Approximately 85 people have signed up as members of Vermont's first public bike-share system, which launched last week in Burlington, Winooski and South Burlington.
Those members, who bought either month- or yearlong passes, have access to about 80 green and blue bikes spread out at 15 hubs in the three towns, according to Katie Martin, the program and marketing manager for the Chittenden Area Transportation Management Association, which helps oversee the bike program
Riders racked up about 100 miles across 125 trips aboard the seven-speed bikes in the program's first five days, Martin said.
"People are taking quick point-to-point trips, getting where they need to go," she said. "It's working."
The Greenride bike-share program is a collaboration between the University of Vermont, Champlain College, the Chittenden County Regional Planning Commission and CATMA.
The partners have scheduled an official launch event and bike parade on April 18 in Burlington, the first stage of an initiative that will eventually include 300 bikes across seven Chittenden County towns. The program will add 25 electrical assist bicycles, known as e-bikes, to the fleet later this summer.
Riders can reserve a bike online or use an app. That'll give the user a four-digit PIN, which can be entered in the keypad on the back of the bike to unlock it from its spot on the rack. A half-hour ride costs $2. Monthly memberships cost $15, while a yearlong membership costs $50 and offers up to 60 minutes of ride time daily.
The bikes will be available for year-round use, which Martin joked "scares some people" unaccustomed to riding in the snow.
The first phase of the program costs about $200,000 annually. That total covers the cost of the bikes, which are leased from the Gotcha Group, a South Carolina company that was also hired to design and manage the program. It also pays for a contract with Burlington bike shop Old Spokes Home to do maintenance and evenly disperse the bikes around the different racks.
Racks can be found
near the Winooski traffic circle; in Burlington's Old North End, downtown, on the waterfront and along Pine Street; on the UVM campus; and at Healthy Living, the Burlington International Airport and the University Mall in South Burlington.
Bike share hub locations
The bikes are GPS-enabled, which allows organizers to "see where people are traveling, and how often they’re traveling there," Martin said. The information will help the group plan for future bike infrastructure, she said, or determine where to set up bike hubs.
Within the coming year, the groups plan to start phase two by adding 200 more bikes, including 50 e-bikes. They'll be placed at about 50 hubs across Burlington, South Burlington, Winooski, Colchester, Williston, Shelburne and Essex.
The organizers have signed a three-year lease with the Gotcha Group, but when it expires, Martin said she expects the bike share to stick around. "We see bikes as an integral part of our transportation system," she said. "They're here to stay."

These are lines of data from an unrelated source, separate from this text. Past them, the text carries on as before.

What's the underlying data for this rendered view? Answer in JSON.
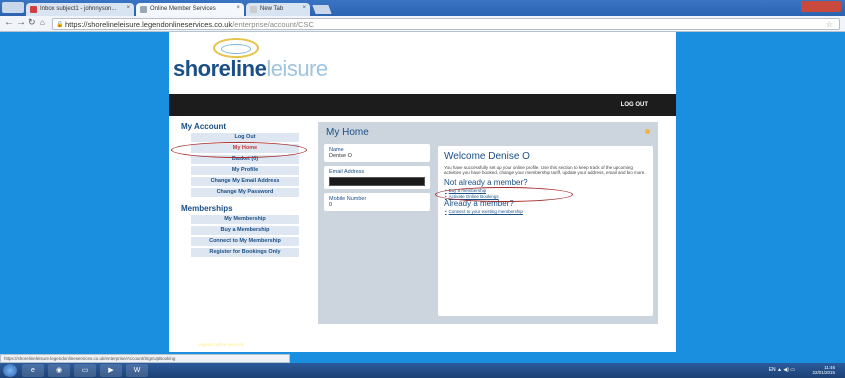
{
  "browser": {
    "tabs": [
      {
        "title": "Inbox subject1 - johnnyson...",
        "favicon_color": "#d04040"
      },
      {
        "title": "Online Member Services",
        "favicon_color": "#9aa7b5"
      },
      {
        "title": "New Tab",
        "favicon_color": "#cccccc"
      }
    ],
    "url_host": "https://shorelineleisure.legendonlineservices.co.uk",
    "url_path": "/enterprise/account/CSC",
    "status_text": "https://shorelineleisure.legendonlineservices.co.uk/enterprise/Account/SignUpBooking"
  },
  "site": {
    "logo_main": "shoreline",
    "logo_sub": "leisure",
    "logout_label": "LOG OUT",
    "footer_prefix": "Powered by",
    "footer_link": "Legend online services"
  },
  "sidebar": {
    "account_heading": "My Account",
    "account_items": [
      {
        "label": "Log Out"
      },
      {
        "label": "My Home"
      },
      {
        "label": "Basket (0)"
      },
      {
        "label": "My Profile"
      },
      {
        "label": "Change My Email Address"
      },
      {
        "label": "Change My Password"
      }
    ],
    "memberships_heading": "Memberships",
    "membership_items": [
      {
        "label": "My Membership"
      },
      {
        "label": "Buy a Membership"
      },
      {
        "label": "Connect to My Membership"
      },
      {
        "label": "Register for Bookings Only"
      }
    ]
  },
  "main": {
    "title": "My Home",
    "name_label": "Name",
    "name_value": "Denise O",
    "email_label": "Email Address",
    "mobile_label": "Mobile Number",
    "mobile_value": "0",
    "welcome_title": "Welcome Denise O",
    "welcome_text": "You have successfully set up your online profile. Use this section to keep track of the upcoming activities you have booked, change your membership tariff, update your address, email and bio more.",
    "not_member_heading": "Not already a member?",
    "not_member_links": [
      "Buy a membership",
      "Activate Online Bookings"
    ],
    "already_member_heading": "Already a member?",
    "already_member_links": [
      "Connect to your existing membership"
    ]
  },
  "taskbar": {
    "lang": "EN",
    "time": "11:46",
    "date": "22/01/2015"
  },
  "colors": {
    "background": "#1a8fe0",
    "brand": "#1b4f86",
    "annotation": "#a92c2c"
  }
}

Ben & Jerry's and Seventh Generation are providing the majority of funding through sponsorships, Martin said. Corporate sponsors will cover 50 percent of the program costs. Institutions, such as Champlain College and the University of Vermont Medical Center, will fund about 20 percent, while cities and towns, including Burlington, will pay the remaining 30 percent.
Mayor Miro Weinberger previously touted the initiative and has advocated for alternative transportation options in Burlington

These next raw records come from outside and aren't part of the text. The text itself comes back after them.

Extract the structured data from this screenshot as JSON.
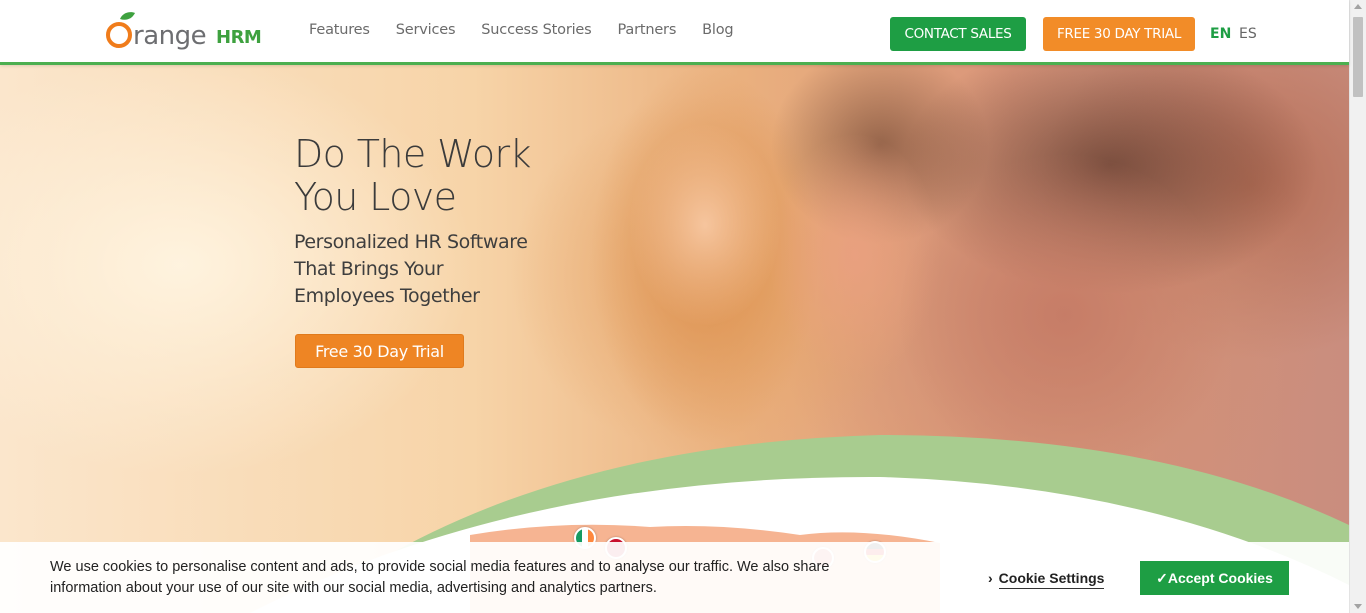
{
  "header": {
    "logo_main": "range",
    "logo_o": "O",
    "logo_suffix": "HRM",
    "nav": [
      "Features",
      "Services",
      "Success Stories",
      "Partners",
      "Blog"
    ],
    "contact_sales": "CONTACT SALES",
    "free_trial": "FREE 30 DAY TRIAL",
    "lang_en": "EN",
    "lang_es": "ES"
  },
  "hero": {
    "title_line1": "Do The Work",
    "title_line2": "You Love",
    "sub_line1": "Personalized HR Software",
    "sub_line2": "That Brings Your",
    "sub_line3": "Employees Together",
    "cta": "Free 30 Day Trial"
  },
  "cookie": {
    "text": "We use cookies to personalise content and ads, to provide social media features and to analyse our traffic. We also share information about your use of our site with our social media, advertising and analytics partners.",
    "settings": "Cookie Settings",
    "accept": "✓Accept Cookies"
  },
  "colors": {
    "brand_green": "#1e9e44",
    "brand_orange": "#f28c28",
    "curve_green": "#a8cc8f"
  }
}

. He also pushed for controversial bike lanes along North Avenue
and has touted upgrades made to the the Burlington Bike Path under his watch
Last year, the city council adopted a Walk Bike master plan
intended to improve transportation options for pedestrians and bicyclists around the city.